No matter what else happens in the upcoming season, the Washington Wizards will be in good shape if their top draft choice follows the recent trend in D.C., where rookies have made the leap easy as 1-2-3.
That’s one, as in the Nationals’ Bryce Harper (a No. 1 overall pick), and two, as in the Redskins’ Robert Griffin III (the second selection in this year’s draft). Three would be the Wizards‘ Bradley Beal, his draft spot and uniform number.
Hope abounds as new seasons dawn, whether it’s longing to stay on top or aspiring to escape the basement. Teams open each campaign with the absence of former members and the addition of unfamiliar faces. The Wizards have received much attention for the players swept out and the replacements welcomed in.
But, in a sense, Beal is the only “new” Wizard. He’s the bright package with the big bow that we’re dying to unwrap and see what it can do.
We’ve already seen first-year Wizards such as Emeka Okafor and Trevor Ariza before, albeit in different jerseys. They’re products of the 2004 draft — picked second and 43rd, respectively — and arrive in town with verifiable bodies of work. The body of newcomer Martell Webster has betrayed him during seven NBA seasons, including 2007-08, when he logged a total of five minutes because of an injured foot. But he has a track record nonetheless.
The only exhibits upon which we can judge Beal are eight preseason games, five Summer League contests and leftover predictions as he left Florida after his freshman year. But that’s all we need to envision him as the city’s next high-impact draft pick.
Unlike Harper and RG3, Beal might not be a leading candidate for Rookie of the Year honors. His game doesn’t scream “look at me,” and his impact and statistics are likely to trail Anthony Davis of New Orleans, the consensus favorite for the award. Beal probably won’t be a starter, either, at least not when the season begins (here’s hoping he doesn’t pick up any bad habits from watching Jordan Crawford).

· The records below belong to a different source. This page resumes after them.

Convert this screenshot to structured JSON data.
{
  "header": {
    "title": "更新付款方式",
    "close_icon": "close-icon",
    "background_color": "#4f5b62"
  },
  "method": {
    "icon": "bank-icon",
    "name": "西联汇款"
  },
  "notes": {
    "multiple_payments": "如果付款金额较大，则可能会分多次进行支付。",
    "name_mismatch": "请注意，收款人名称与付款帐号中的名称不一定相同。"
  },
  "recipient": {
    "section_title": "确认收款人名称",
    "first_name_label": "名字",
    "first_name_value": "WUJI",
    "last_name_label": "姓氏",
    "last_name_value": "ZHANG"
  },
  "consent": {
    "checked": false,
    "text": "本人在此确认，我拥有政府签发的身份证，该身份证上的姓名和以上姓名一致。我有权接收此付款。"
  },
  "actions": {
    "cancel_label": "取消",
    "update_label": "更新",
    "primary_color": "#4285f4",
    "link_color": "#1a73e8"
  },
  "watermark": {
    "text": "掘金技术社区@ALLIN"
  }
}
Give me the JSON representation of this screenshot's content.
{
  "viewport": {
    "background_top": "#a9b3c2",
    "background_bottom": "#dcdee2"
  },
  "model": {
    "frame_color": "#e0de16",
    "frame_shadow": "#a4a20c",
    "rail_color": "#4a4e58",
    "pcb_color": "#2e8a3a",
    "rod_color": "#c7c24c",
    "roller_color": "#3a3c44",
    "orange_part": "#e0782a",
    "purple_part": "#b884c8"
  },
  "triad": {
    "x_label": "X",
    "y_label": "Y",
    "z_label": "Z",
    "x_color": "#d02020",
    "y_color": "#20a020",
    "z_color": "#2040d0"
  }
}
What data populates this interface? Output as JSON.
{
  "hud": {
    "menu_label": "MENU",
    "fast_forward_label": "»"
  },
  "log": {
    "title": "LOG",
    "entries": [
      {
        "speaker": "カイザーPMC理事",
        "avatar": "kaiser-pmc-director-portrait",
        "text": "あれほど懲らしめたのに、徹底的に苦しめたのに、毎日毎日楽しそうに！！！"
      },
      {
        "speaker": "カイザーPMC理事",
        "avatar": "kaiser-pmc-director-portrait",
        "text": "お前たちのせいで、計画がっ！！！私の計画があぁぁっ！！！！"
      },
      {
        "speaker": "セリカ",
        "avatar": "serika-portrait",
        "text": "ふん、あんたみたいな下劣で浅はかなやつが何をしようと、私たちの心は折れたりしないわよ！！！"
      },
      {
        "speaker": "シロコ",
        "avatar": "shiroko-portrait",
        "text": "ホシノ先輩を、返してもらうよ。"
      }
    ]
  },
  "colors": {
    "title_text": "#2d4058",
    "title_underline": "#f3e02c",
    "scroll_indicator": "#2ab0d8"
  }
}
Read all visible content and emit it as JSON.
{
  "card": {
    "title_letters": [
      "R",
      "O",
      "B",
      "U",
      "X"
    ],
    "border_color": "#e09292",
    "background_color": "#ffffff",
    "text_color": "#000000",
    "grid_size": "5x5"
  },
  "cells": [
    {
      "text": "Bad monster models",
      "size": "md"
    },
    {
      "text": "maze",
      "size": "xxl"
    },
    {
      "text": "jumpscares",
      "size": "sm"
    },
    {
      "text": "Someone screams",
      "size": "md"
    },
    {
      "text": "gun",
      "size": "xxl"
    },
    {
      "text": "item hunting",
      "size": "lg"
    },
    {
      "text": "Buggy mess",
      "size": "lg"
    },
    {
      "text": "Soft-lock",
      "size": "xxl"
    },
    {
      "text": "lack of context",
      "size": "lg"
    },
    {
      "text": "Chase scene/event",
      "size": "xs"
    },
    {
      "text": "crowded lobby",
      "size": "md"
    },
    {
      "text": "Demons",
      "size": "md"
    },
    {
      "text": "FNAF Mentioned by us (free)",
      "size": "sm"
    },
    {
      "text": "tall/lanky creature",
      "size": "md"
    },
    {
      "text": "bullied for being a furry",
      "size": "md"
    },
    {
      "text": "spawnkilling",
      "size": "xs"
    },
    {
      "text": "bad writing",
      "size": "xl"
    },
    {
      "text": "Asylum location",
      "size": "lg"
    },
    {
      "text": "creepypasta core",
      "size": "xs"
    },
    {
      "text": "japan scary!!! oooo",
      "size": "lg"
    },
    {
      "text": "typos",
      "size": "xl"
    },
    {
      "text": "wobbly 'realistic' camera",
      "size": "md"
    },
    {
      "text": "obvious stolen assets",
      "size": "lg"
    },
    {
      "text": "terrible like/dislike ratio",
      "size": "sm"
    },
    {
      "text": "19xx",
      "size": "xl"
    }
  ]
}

But Beal doesn’t have to be the NBA’s top rookie to satisfy Wizards fans. He just has to be a steady contributor who clearly fills a piece of the puzzle moving forward — unlike Washington’s top pick in 2011, Jan Vesely.
After an entire offseason, a full training camp and a complete preseason schedule, Vesely has done little thus far to justify his selection at No. 6. Conversely, Beal was the real deal right away, being named to the all-Summer League team and averaging 13.5 points through the Wizards‘ first six exhibitions. He tailed off in the final two games — scoring a total of nine points, including a doughnut Friday night against the Spurs — but ups and downs are to be expected.
Beal has done a terrific job of staying off the emotional roller coaster. He’s remarkably even-keeled for a 19-year-old, cool and calm, composed and confident. He learned a hard lesson in the preseason finale, when he was 0-for-6 from the floor in 19 minutes, one of the few times he’s been frustrated on the court.
He’s in good company, however, because the veteran San Antonio team has rattled more than a few oldheads. Beal’s play early in preseason is a better gauge of where he’s headed, mindful that he’s yet to play with franchise cornerstone John Wall in Washington’s backcourt of the future. The NBA’s 30 general managers predicted a favorable forecast for Beal in their annual survey, placing him second (behind Davis) as “rookie who will be the best player in five years.”
We’re waiting for Wall to take a major step in his third season, which is delayed for several weeks because of a right knee injury. In the meantime, Beal represents a nice new toy to play with. And he’s not as one-dimensional as presumed when some folks tabbed him the next Ray Allen.
Beal’s stroke is sweet, no doubt, but he attacks the basket much more than expected, which led Webster to liken him to Dwyane Wade.
Since new seasons are for dreaming, fans can imagine Beal morphing into Ray Wade or Dwyane Allen. They can fantasize about Beal developing into a superstar right before their eyes. They can project the Wizards, finally, becoming a relevant team, fueled by the point guard and shooting guard like Detroit’s “Bad Boys” were powered by Isiah Thomas and Joe Dumars.